With provisions that took effect mostly this year, Act 255 has been a model for state government in the area of economic development. It was written and passed with bipartisan support. It is leveraging private investment and action through public policy – in full realization that results may not be fully apparent for years.
Perhaps most important, it has highlighted and reinforced a dramatic change in how state government is approaching economic development. Act 255 has underscored the state’s commitment to growing the economy from the ground up, rather than relying purely on chasing smokestacks that may no longer be there.
The act does so through a mix of strategies. About $65 million in tax credits over 10 years will encourage angel investors and venture capitalists to invest more in Wisconsin. Technology grant and loan programs have been refocused by the state Department of Commerce. The Wisconsin Angel Network is serving groups of angel investors, and the Wisconsin Entrepreneurs’ Network is coaching young businesses.
The thrust of Act 255 is consistent with other major initiatives in the technology development arena. For example, the Wisconsin Technology Council produces the statewide Governor’s Business Plan Contest, the Wisconsin Entrepreneurs’ Conference, the upcoming Wisconsin Early Stage Symposium (Oct. 19-20) and events through the Wisconsin Innovation Network. In each case, the emphasis is placed on helping early-stage companies and entrepreneurs.
One consequence of Act 255 is better coordination of early-stage resources. For example, the creation of the Wisconsin Angel Network has enhanced communication among angel networks and led to development of an online inventory of early-stage companies, which appears to be the first of its kind in the nation.
More angel deals may be the best way to attract more venture capital. For years, Wisconsin has wondered why it has not lured more out-of-state venture capital. One reason is that those investors have not always found the fully-formed deals that they wanted to find.

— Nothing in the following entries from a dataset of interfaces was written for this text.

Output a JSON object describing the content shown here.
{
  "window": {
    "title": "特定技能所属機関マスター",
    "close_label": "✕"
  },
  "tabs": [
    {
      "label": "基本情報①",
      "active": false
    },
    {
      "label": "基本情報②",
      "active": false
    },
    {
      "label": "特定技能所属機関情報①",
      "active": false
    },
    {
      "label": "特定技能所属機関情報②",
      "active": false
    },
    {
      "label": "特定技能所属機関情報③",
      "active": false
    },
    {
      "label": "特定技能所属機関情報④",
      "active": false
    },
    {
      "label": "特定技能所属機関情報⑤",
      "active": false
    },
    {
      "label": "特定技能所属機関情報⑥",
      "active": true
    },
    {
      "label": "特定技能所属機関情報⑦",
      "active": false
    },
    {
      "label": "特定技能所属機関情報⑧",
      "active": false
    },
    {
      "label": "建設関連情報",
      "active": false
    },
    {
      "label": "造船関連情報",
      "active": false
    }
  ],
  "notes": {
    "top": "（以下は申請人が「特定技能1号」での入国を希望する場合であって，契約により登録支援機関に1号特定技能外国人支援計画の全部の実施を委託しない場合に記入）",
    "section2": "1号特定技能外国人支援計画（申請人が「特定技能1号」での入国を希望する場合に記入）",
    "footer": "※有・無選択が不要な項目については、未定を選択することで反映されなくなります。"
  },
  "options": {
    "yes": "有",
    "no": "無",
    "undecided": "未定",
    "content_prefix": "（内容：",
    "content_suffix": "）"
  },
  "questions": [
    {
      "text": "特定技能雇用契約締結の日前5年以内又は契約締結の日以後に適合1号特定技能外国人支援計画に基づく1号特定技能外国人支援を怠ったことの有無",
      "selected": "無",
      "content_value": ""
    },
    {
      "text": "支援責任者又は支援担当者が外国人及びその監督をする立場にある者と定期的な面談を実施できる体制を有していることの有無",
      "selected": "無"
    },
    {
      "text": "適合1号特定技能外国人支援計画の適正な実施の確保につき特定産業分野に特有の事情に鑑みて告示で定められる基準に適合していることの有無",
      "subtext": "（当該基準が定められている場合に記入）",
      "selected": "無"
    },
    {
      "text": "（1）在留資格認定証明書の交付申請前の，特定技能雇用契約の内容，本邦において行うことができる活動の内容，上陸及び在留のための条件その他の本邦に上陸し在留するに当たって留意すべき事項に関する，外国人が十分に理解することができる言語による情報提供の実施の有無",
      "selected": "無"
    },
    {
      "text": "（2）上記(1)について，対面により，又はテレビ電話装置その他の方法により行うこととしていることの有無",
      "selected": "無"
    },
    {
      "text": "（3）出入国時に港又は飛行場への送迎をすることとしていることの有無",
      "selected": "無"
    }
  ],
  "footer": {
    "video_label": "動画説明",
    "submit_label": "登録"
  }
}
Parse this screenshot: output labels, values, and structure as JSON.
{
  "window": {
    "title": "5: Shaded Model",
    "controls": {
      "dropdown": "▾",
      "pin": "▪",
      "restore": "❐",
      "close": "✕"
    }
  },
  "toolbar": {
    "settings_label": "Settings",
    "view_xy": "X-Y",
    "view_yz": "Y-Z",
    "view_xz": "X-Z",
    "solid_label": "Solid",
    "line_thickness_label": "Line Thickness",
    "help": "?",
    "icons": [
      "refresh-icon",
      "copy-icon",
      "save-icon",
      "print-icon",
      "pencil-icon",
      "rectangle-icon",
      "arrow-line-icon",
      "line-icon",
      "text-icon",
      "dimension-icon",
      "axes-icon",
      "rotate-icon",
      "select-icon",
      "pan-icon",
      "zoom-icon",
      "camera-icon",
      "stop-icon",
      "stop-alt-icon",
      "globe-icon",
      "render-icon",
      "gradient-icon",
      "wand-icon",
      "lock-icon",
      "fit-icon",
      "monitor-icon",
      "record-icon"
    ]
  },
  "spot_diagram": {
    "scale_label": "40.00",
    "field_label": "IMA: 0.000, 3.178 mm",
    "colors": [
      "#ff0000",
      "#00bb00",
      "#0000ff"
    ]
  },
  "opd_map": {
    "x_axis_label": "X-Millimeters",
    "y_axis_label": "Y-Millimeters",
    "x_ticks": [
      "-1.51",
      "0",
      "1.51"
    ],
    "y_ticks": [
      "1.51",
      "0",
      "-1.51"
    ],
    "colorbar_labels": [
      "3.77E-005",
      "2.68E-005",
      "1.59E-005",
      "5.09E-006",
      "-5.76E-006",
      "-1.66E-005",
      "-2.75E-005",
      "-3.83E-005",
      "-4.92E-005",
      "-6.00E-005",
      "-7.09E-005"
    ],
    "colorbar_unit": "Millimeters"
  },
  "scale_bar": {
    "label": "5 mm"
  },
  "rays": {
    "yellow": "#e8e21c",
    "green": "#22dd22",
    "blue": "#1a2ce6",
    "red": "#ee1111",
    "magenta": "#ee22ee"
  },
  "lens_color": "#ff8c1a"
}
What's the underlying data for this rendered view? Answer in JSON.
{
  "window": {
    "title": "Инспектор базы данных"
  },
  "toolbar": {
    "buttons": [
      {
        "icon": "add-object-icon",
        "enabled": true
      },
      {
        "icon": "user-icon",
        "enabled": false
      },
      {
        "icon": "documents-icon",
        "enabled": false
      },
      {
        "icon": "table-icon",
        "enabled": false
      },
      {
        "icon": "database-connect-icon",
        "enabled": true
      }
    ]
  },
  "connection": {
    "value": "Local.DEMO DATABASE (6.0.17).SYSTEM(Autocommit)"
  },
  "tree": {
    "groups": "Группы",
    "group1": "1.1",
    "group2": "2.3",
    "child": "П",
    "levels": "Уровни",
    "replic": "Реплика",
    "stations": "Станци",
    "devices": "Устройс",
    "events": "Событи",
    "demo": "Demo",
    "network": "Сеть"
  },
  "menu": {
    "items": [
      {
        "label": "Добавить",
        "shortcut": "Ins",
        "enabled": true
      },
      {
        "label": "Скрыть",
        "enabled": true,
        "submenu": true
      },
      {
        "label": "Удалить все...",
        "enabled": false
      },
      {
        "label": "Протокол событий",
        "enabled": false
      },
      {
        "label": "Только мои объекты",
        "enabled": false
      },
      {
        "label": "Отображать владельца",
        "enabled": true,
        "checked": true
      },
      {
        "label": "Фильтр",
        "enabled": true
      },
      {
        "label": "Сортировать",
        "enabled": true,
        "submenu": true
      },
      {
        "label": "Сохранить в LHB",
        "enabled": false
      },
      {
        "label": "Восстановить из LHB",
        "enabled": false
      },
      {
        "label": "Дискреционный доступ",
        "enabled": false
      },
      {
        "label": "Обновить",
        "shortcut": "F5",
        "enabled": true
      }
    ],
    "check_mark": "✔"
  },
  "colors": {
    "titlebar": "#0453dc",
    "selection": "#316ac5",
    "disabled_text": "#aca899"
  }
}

By helping angel networks finds deals in the state, Wisconsin is planting the seeds for tomorrow’s venture investment.
This is not to say Wisconsin should abandon efforts to attract business from outside its borders. On the contrary, Wisconsin should be far more aggressive at doing so – perhaps emphasizing efforts to pursue investors and the kind of talent that can take young companies to the next step. Wisconsin must leverage the strengths of the “I-Q Corridor,” which stretches from Chicago to the Twin Cities, encompassing most of Wisconsin in between, and think about selling ourselves to the world as a region.
The world has changed. Nations such as China and India are economic powers in ascendance. We cannot compete with them on labor costs, but we can compete through ideas, innovation, intellectual property, investment and interstate cooperation – the “Is” of the I-Q Corridor. And we can do so while offering quality of life, environment, education and workforce.
Like many laws, Act 255 isn’t perfect. Still to come are changes in state securities laws that would remove penalties on investors, such as the onerous “wage lien law” that make investors liable for lost wages on companies that fail. As Madison banker Terry Grosenheider told committee chairman Ted Kanavas, the hard-charging Republican senator from Waukesha County, it’s easier to gamble in Wisconsin than it is to invest in a start-up company.
Act 255 is focused on building Wisconsin from within so it can compete far outside its borders. As the perception changes, so will the reality.